(What to do):
What's wanted is a faithful retyping of every entry, pictures excluded.

######

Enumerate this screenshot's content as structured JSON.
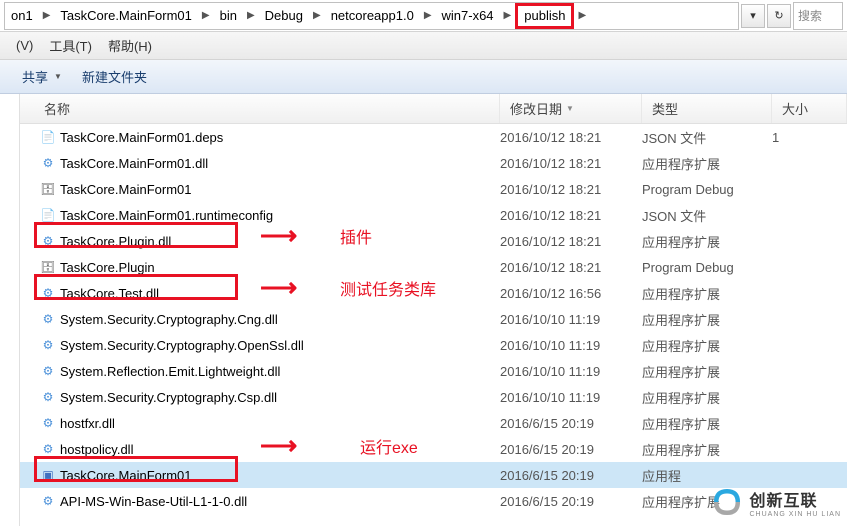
{
  "breadcrumb": {
    "items": [
      "on1",
      "TaskCore.MainForm01",
      "bin",
      "Debug",
      "netcoreapp1.0",
      "win7-x64",
      "publish"
    ]
  },
  "search": {
    "placeholder": "搜索"
  },
  "menu": {
    "view": "(V)",
    "tools": "工具(T)",
    "help": "帮助(H)"
  },
  "toolbar": {
    "share": "共享",
    "newfolder": "新建文件夹"
  },
  "columns": {
    "name": "名称",
    "date": "修改日期",
    "type": "类型",
    "size": "大小"
  },
  "files": [
    {
      "name": "TaskCore.MainForm01.deps",
      "date": "2016/10/12 18:21",
      "type": "JSON 文件",
      "size": "1",
      "icon": "json"
    },
    {
      "name": "TaskCore.MainForm01.dll",
      "date": "2016/10/12 18:21",
      "type": "应用程序扩展",
      "size": "",
      "icon": "dll"
    },
    {
      "name": "TaskCore.MainForm01",
      "date": "2016/10/12 18:21",
      "type": "Program Debug",
      "size": "",
      "icon": "pdb"
    },
    {
      "name": "TaskCore.MainForm01.runtimeconfig",
      "date": "2016/10/12 18:21",
      "type": "JSON 文件",
      "size": "",
      "icon": "json"
    },
    {
      "name": "TaskCore.Plugin.dll",
      "date": "2016/10/12 18:21",
      "type": "应用程序扩展",
      "size": "",
      "icon": "dll"
    },
    {
      "name": "TaskCore.Plugin",
      "date": "2016/10/12 18:21",
      "type": "Program Debug",
      "size": "",
      "icon": "pdb"
    },
    {
      "name": "TaskCore.Test.dll",
      "date": "2016/10/12 16:56",
      "type": "应用程序扩展",
      "size": "",
      "icon": "dll"
    },
    {
      "name": "System.Security.Cryptography.Cng.dll",
      "date": "2016/10/10 11:19",
      "type": "应用程序扩展",
      "size": "",
      "icon": "dll"
    },
    {
      "name": "System.Security.Cryptography.OpenSsl.dll",
      "date": "2016/10/10 11:19",
      "type": "应用程序扩展",
      "size": "",
      "icon": "dll"
    },
    {
      "name": "System.Reflection.Emit.Lightweight.dll",
      "date": "2016/10/10 11:19",
      "type": "应用程序扩展",
      "size": "",
      "icon": "dll"
    },
    {
      "name": "System.Security.Cryptography.Csp.dll",
      "date": "2016/10/10 11:19",
      "type": "应用程序扩展",
      "size": "",
      "icon": "dll"
    },
    {
      "name": "hostfxr.dll",
      "date": "2016/6/15 20:19",
      "type": "应用程序扩展",
      "size": "",
      "icon": "dll"
    },
    {
      "name": "hostpolicy.dll",
      "date": "2016/6/15 20:19",
      "type": "应用程序扩展",
      "size": "",
      "icon": "dll"
    },
    {
      "name": "TaskCore.MainForm01",
      "date": "2016/6/15 20:19",
      "type": "应用程",
      "size": "",
      "icon": "exe",
      "selected": true
    },
    {
      "name": "API-MS-Win-Base-Util-L1-1-0.dll",
      "date": "2016/6/15 20:19",
      "type": "应用程序扩展",
      "size": "",
      "icon": "dll"
    }
  ],
  "annotations": {
    "plugin": "插件",
    "testlib": "测试任务类库",
    "runexe": "运行exe"
  },
  "logo": {
    "text": "创新互联",
    "sub": "CHUANG XIN HU LIAN"
  }
}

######

(Result):
Enumerate this screenshot's content as structured JSON.
{
  "breadcrumb": {
    "items": [
      "on1",
      "TaskCore.MainForm01",
      "bin",
      "Debug",
      "netcoreapp1.0",
      "win7-x64",
      "publish"
    ]
  },
  "search": {
    "placeholder": "搜索"
  },
  "menu": {
    "view": "(V)",
    "tools": "工具(T)",
    "help": "帮助(H)"
  },
  "toolbar": {
    "share": "共享",
    "newfolder": "新建文件夹"
  },
  "columns": {
    "name": "名称",
    "date": "修改日期",
    "type": "类型",
    "size": "大小"
  },
  "files": [
    {
      "name": "TaskCore.MainForm01.deps",
      "date": "2016/10/12 18:21",
      "type": "JSON 文件",
      "size": "1",
      "icon": "json"
    },
    {
      "name": "TaskCore.MainForm01.dll",
      "date": "2016/10/12 18:21",
      "type": "应用程序扩展",
      "size": "",
      "icon": "dll"
    },
    {
      "name": "TaskCore.MainForm01",
      "date": "2016/10/12 18:21",
      "type": "Program Debug",
      "size": "",
      "icon": "pdb"
    },
    {
      "name": "TaskCore.MainForm01.runtimeconfig",
      "date": "2016/10/12 18:21",
      "type": "JSON 文件",
      "size": "",
      "icon": "json"
    },
    {
      "name": "TaskCore.Plugin.dll",
      "date": "2016/10/12 18:21",
      "type": "应用程序扩展",
      "size": "",
      "icon": "dll"
    },
    {
      "name": "TaskCore.Plugin",
      "date": "2016/10/12 18:21",
      "type": "Program Debug",
      "size": "",
      "icon": "pdb"
    },
    {
      "name": "TaskCore.Test.dll",
      "date": "2016/10/12 16:56",
      "type": "应用程序扩展",
      "size": "",
      "icon": "dll"
    },
    {
      "name": "System.Security.Cryptography.Cng.dll",
      "date": "2016/10/10 11:19",
      "type": "应用程序扩展",
      "size": "",
      "icon": "dll"
    },
    {
      "name": "System.Security.Cryptography.OpenSsl.dll",
      "date": "2016/10/10 11:19",
      "type": "应用程序扩展",
      "size": "",
      "icon": "dll"
    },
    {
      "name": "System.Reflection.Emit.Lightweight.dll",
      "date": "2016/10/10 11:19",
      "type": "应用程序扩展",
      "size": "",
      "icon": "dll"
    },
    {
      "name": "System.Security.Cryptography.Csp.dll",
      "date": "2016/10/10 11:19",
      "type": "应用程序扩展",
      "size": "",
      "icon": "dll"
    },
    {
      "name": "hostfxr.dll",
      "date": "2016/6/15 20:19",
      "type": "应用程序扩展",
      "size": "",
      "icon": "dll"
    },
    {
      "name": "hostpolicy.dll",
      "date": "2016/6/15 20:19",
      "type": "应用程序扩展",
      "size": "",
      "icon": "dll"
    },
    {
      "name": "TaskCore.MainForm01",
      "date": "2016/6/15 20:19",
      "type": "应用程",
      "size": "",
      "icon": "exe",
      "selected": true
    },
    {
      "name": "API-MS-Win-Base-Util-L1-1-0.dll",
      "date": "2016/6/15 20:19",
      "type": "应用程序扩展",
      "size": "",
      "icon": "dll"
    }
  ],
  "annotations": {
    "plugin": "插件",
    "testlib": "测试任务类库",
    "runexe": "运行exe"
  },
  "logo": {
    "text": "创新互联",
    "sub": "CHUANG XIN HU LIAN"
  }
}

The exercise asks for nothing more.